Asymmetrical control over another person's outcomes. Asymmetrical here being, you have more control over my outcomes than I have control over your outcomes.
With great power comes great responsibility.
What Solomon Asch has found, is that when comparing lines individually, participants provided correct responses in more than 99% of the cases. But under group pressure, when you have five or six confederates speaking out before you and providing the wrong response. 76% of participants yielded to group pressure and provided the wrong response at least once.
So I think in really important decision making, if you can find someone who doesn't necessarily have the authority to make the decision, but is viewed by their peers as someone that has really good influencing skills, or just good judgement. If you can get that person on your side, it's easier for people to feel like they're following without being forced.
So the idea of authority is that we respond to mere signs and symbols of authority, not necessarily actual authority, like that white lab coat of the experimenter. There's a long and very robust line of research documenting the effect of titles. So, for example, in one of the studies, over 95% of professionally trained nurses were willing to administer an unsafe dosage of unauthorized medication. Just because the person who ordered it introduced himself as a doctor on the phone.
So next time you're thinking of presenting, and you really want people to engage with your proposal and consider it on it's merits, consider presenting early in the morning or right after food breaks
Recall availability, which is we're particularly influenced by very vivid imagery, by salient events, and more recent events.
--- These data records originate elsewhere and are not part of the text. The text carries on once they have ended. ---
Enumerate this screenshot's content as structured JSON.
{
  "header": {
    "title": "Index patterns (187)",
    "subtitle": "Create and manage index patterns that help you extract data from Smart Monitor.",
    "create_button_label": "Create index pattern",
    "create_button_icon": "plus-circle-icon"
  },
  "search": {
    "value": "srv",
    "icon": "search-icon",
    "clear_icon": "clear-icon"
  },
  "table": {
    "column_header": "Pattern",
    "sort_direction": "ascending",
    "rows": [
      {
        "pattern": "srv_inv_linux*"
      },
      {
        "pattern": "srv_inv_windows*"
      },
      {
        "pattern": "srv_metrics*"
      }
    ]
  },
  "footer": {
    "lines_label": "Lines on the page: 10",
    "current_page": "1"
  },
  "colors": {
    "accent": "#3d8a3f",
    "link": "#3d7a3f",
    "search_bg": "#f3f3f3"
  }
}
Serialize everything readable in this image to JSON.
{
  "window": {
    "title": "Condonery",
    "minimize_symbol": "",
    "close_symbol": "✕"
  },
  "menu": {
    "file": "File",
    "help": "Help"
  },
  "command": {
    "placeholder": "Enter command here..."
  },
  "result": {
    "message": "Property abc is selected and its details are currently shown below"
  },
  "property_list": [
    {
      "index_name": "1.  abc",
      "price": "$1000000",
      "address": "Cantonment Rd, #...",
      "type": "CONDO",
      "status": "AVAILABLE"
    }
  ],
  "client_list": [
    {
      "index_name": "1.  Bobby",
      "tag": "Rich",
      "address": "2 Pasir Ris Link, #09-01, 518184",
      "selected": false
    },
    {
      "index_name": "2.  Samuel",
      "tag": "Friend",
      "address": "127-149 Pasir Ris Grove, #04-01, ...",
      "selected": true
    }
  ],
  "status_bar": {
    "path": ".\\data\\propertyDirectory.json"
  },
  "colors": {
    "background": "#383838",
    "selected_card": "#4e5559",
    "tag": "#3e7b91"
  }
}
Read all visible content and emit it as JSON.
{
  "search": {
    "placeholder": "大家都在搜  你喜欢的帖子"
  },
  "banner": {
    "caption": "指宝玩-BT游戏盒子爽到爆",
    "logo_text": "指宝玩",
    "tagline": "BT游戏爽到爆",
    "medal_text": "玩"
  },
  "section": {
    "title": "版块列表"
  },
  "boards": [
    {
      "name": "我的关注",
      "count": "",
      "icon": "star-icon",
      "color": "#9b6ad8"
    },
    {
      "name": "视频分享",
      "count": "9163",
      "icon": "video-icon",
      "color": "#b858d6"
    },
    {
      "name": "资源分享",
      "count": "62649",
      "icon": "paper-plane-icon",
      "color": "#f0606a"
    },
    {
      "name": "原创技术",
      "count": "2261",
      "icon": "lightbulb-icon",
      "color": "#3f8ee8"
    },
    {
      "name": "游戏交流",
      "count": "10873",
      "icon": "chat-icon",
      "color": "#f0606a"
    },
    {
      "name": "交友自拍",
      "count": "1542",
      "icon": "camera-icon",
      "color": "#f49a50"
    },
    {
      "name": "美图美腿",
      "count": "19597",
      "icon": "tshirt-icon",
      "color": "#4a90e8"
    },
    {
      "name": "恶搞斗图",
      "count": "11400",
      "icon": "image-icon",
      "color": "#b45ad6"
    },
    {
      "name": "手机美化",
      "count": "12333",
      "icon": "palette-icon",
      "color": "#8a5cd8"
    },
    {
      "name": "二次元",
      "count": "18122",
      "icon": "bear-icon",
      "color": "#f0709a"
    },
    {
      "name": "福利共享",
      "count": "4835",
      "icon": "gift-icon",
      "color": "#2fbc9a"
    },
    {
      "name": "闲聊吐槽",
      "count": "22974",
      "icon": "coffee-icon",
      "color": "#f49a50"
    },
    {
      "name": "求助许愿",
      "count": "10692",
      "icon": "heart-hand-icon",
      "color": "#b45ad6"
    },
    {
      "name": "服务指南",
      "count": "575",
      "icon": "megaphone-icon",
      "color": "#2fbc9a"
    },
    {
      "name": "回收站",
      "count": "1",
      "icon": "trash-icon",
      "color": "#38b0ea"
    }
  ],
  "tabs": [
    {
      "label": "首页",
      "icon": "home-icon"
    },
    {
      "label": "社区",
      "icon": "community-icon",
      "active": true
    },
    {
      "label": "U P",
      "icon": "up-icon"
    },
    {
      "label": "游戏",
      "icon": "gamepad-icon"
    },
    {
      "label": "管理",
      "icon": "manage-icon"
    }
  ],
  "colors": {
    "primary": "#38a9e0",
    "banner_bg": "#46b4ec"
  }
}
Remember also the importance of framing, where I can take the same idea and frame it as a gain, in which case, I would be influencing the audience towards my risk of behaviors. Or I can reframe it as a loss in which case, I would be influencing the group towards more risk taking behaviors. And I can open a meeting by anchoring the group. Either on high or low values, whether it's a budget estimate, a cost estimate, or an offer to the customer. Use liking as an influence tactic. Remember that we're much more likely to be influenced by people who we like. So manage your professional appearance, emphasize similarities with the person you're trying to influence. Use scarcity as another influence tool. Remember limited opportunities to pursue a particular proposal. Limited time offer, limited inventories. Use reciprocity by offering help and resources proactively.
It turns out that when you exploit a relationship, when you abuse that informal power, you get a bigger share of the pie, but the pie itself is rapidly shrinking.
If you do not advocate for yourself and do not showcase your accomplishments, skills, expertise, abilities, you are disadvantaged. You are particularly disadvantaged in those settings that entail competition, such as competition for promotions or salary decisions. But if you do advocate for yourself, others can suspect that you are not being objective and as a result, you can be perceived as arrogant and self-aggrandizing. The advice that Jeffrey Pfeffer, a scholar at Stanford give us is that get others, your boss, colleagues, your friends to tout your abilities, your competence, your expertise, your accomplishments.
Focus on maintaining energizing relationships with people. So every time you have a meeting with someone you and the other person walk out more energized, more motivated, more driven.
And I often ask the question, if you want to influence your boss' rating of you, and that rating is for the entire year, when during the year do you think you should be performing at your best? And the answer is clearly, as close as possible to that annual performance evaluation. And you can actually influence your manager or your boss' rating of you by maximizing your performance as close to that annual evaluation as possible, and so then if you're the manager, the question is, how do you protect yourself from that availability heuristic? And one answer to that is keeping that continuous record of data on your employees over the course of the entire year so you can refer back to a full year's set of information as opposed to just what was most recent.
[There are] multiple sources of power in play in any relationship. Somebody tries to use one base of power on you, you can reframe the relationship by focusing and bringing to light other bases of power. That put you in a higher power position relative to that other party or at least close the distance between that person's control over you and your dependents on them.